**What you have to do**.
Apart from the pictures, every record here must be copied word for word.

*****

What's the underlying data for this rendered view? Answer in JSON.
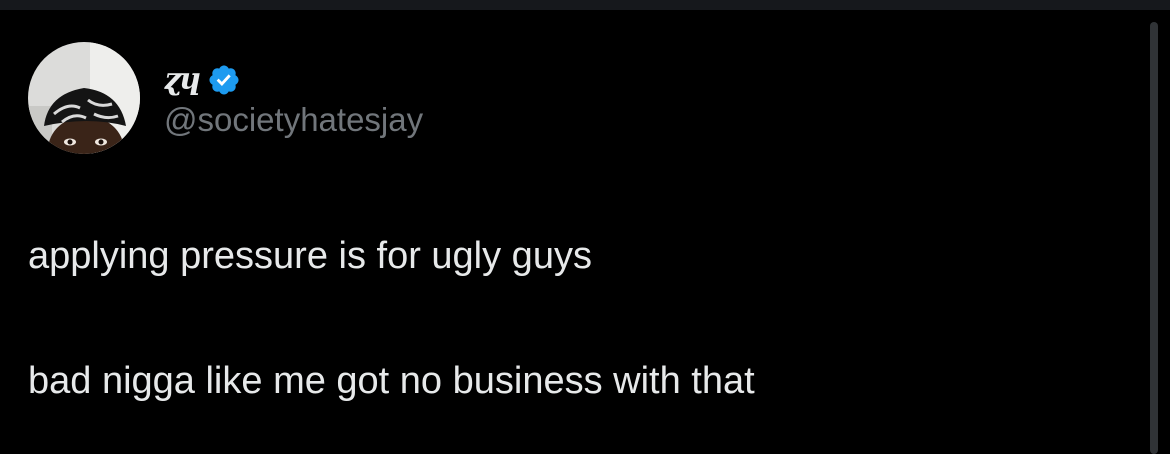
{
  "tweet": {
    "display_name": "ɀɥ",
    "verified": true,
    "handle": "@societyhatesjay",
    "lines": [
      "applying pressure is for ugly guys",
      "bad nigga like me got no business with that"
    ]
  },
  "icons": {
    "verified": "verified-badge-icon",
    "avatar": "profile-photo"
  },
  "colors": {
    "background": "#000000",
    "text": "#e7e9ea",
    "handle": "#71767b",
    "verified": "#1d9bf0"
  }
}
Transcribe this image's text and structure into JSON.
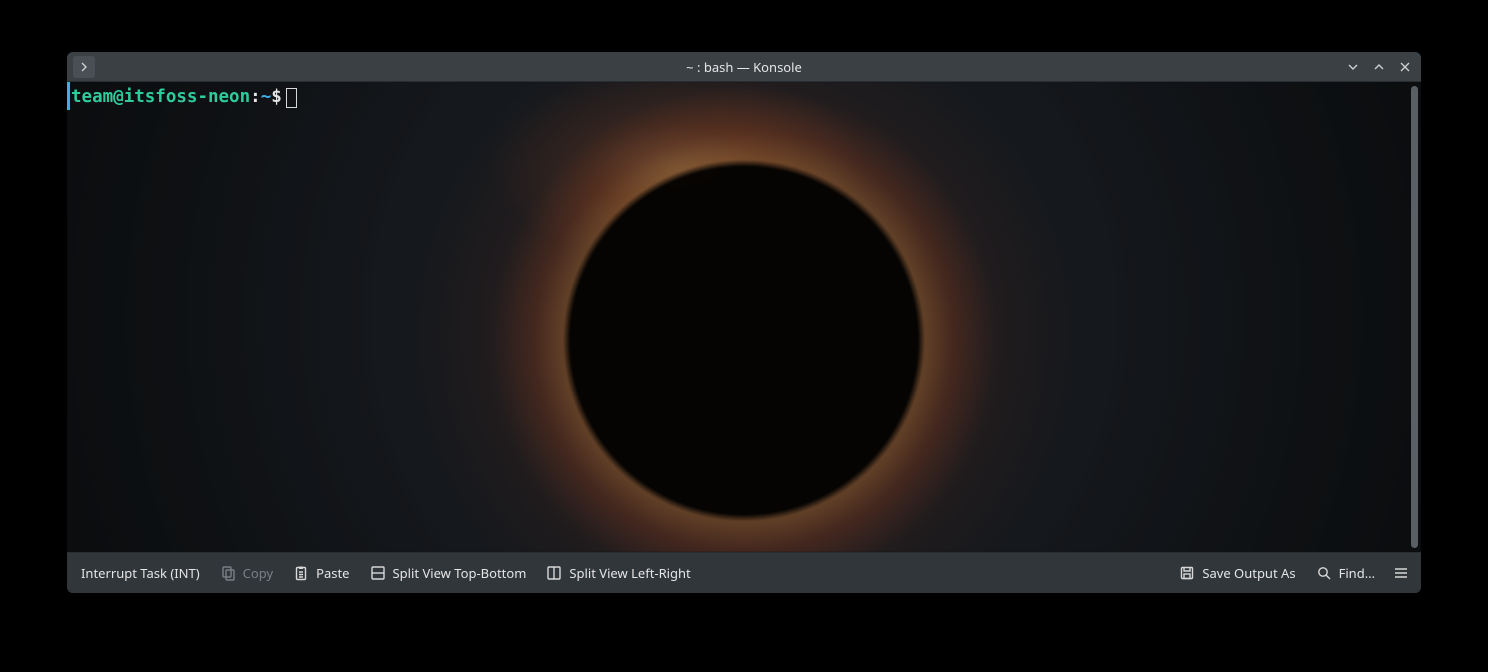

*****

**Task result**.
What's the underlying data for this rendered view? Answer in JSON.
{
  "tweet": {
    "display_name": "ɀɥ",
    "verified": true,
    "handle": "@societyhatesjay",
    "lines": [
      "applying pressure is for ugly guys",
      "bad nigga like me got no business with that"
    ]
  },
  "icons": {
    "verified": "verified-badge-icon",
    "avatar": "profile-photo"
  },
  "colors": {
    "background": "#000000",
    "text": "#e7e9ea",
    "handle": "#71767b",
    "verified": "#1d9bf0"
  }
}
Transcribe this image's text and structure into JSON.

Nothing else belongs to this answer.